I used to not use a bell, figuring that my cranking along through the rocks, roots, etc. created a noise akin to a threshing machine with a lot of loose parts would be enough to warn everyone within half a mile—-then the years passed, with my hearing gradually going the way of all those older hikers/strollers–so I, too, now have a bell and give a quick ring when approaching.
The old standby “bike on your left” or “bike on your right” can prove problematic as I am pretty sure some of those people either don’t know their left from their right—or they misinterpret and move left when you say “on your left”
+1 for bell and polite shout followed by thanks – Ride a lot on Peak family trails (with my Peak family!).

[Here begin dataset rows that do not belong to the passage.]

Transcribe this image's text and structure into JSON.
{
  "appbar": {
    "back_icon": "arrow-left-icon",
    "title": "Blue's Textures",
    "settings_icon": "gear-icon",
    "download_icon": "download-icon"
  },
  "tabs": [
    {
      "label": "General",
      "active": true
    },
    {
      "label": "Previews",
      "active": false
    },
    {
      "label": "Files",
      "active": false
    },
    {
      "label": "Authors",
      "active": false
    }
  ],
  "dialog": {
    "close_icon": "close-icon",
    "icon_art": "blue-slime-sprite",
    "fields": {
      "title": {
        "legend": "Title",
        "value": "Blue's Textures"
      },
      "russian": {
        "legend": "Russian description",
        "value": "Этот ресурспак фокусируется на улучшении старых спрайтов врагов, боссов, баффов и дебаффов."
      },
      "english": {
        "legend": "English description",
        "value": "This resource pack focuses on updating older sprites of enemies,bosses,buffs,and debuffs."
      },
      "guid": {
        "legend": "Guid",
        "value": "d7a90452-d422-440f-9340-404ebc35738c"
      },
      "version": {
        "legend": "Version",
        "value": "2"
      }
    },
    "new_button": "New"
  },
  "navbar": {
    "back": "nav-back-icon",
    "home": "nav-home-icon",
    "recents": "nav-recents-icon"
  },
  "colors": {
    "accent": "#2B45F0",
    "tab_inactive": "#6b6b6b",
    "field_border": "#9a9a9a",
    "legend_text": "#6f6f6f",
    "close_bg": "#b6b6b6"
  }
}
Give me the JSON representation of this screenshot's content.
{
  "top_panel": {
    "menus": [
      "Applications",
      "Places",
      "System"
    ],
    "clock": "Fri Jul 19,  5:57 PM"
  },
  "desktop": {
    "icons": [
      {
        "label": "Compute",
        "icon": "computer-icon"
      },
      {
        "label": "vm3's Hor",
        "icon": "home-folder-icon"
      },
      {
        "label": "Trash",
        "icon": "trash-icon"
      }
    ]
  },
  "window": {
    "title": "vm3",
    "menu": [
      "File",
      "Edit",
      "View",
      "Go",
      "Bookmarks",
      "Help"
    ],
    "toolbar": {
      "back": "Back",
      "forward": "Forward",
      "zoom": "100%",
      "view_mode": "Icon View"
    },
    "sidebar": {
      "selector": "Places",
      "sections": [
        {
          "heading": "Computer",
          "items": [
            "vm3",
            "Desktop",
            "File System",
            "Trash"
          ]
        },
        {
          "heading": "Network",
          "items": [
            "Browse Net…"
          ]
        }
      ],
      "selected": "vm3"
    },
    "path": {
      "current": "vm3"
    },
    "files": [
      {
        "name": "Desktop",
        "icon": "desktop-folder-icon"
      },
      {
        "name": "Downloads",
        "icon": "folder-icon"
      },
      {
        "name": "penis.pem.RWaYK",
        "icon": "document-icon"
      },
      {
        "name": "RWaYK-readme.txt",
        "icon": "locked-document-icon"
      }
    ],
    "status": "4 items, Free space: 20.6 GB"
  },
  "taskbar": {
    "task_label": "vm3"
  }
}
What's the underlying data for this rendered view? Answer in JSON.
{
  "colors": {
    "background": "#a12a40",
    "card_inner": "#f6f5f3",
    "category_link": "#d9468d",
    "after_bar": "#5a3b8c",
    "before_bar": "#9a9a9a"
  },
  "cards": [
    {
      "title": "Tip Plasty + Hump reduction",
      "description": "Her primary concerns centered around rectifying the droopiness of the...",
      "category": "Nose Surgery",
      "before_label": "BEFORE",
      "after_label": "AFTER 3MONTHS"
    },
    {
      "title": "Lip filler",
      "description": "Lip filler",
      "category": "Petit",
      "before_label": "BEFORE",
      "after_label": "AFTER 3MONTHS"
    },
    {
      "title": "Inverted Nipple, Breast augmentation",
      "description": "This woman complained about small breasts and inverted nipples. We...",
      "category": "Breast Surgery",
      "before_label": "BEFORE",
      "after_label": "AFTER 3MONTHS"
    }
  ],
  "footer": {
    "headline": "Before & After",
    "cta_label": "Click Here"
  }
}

Biggest dangers are the bemused reaction as described (‘I heard a bell so I’d better act like a bollard’), walking pole gestures (‘Look at that wonderful scenery’ – gestures with extended walking pole across trail) and dogs, either loose or (worse) on those long extending leads